### WHAT IS NEEDED:
Would you repeat the whole listing exactly?

### SOURCE MATERIAL:

......

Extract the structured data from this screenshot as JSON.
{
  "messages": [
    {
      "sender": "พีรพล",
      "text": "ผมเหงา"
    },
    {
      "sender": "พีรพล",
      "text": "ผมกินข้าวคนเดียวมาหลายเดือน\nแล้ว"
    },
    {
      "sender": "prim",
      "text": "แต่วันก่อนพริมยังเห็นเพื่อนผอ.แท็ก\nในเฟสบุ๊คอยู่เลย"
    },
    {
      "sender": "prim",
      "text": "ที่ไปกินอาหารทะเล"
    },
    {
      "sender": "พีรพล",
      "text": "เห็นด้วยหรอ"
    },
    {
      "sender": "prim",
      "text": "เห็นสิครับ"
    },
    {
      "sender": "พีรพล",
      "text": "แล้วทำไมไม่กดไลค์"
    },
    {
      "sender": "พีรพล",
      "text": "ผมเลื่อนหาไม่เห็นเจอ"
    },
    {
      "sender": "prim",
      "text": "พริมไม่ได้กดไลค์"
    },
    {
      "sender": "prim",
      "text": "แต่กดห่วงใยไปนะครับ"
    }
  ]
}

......

### RESPONSE BOX:
Extract the structured data from this screenshot as JSON.
{
  "messages": [
    {
      "sender": "พีรพล",
      "text": "ผมเหงา"
    },
    {
      "sender": "พีรพล",
      "text": "ผมกินข้าวคนเดียวมาหลายเดือน\nแล้ว"
    },
    {
      "sender": "prim",
      "text": "แต่วันก่อนพริมยังเห็นเพื่อนผอ.แท็ก\nในเฟสบุ๊คอยู่เลย"
    },
    {
      "sender": "prim",
      "text": "ที่ไปกินอาหารทะเล"
    },
    {
      "sender": "พีรพล",
      "text": "เห็นด้วยหรอ"
    },
    {
      "sender": "prim",
      "text": "เห็นสิครับ"
    },
    {
      "sender": "พีรพล",
      "text": "แล้วทำไมไม่กดไลค์"
    },
    {
      "sender": "พีรพล",
      "text": "ผมเลื่อนหาไม่เห็นเจอ"
    },
    {
      "sender": "prim",
      "text": "พริมไม่ได้กดไลค์"
    },
    {
      "sender": "prim",
      "text": "แต่กดห่วงใยไปนะครับ"
    }
  ]
}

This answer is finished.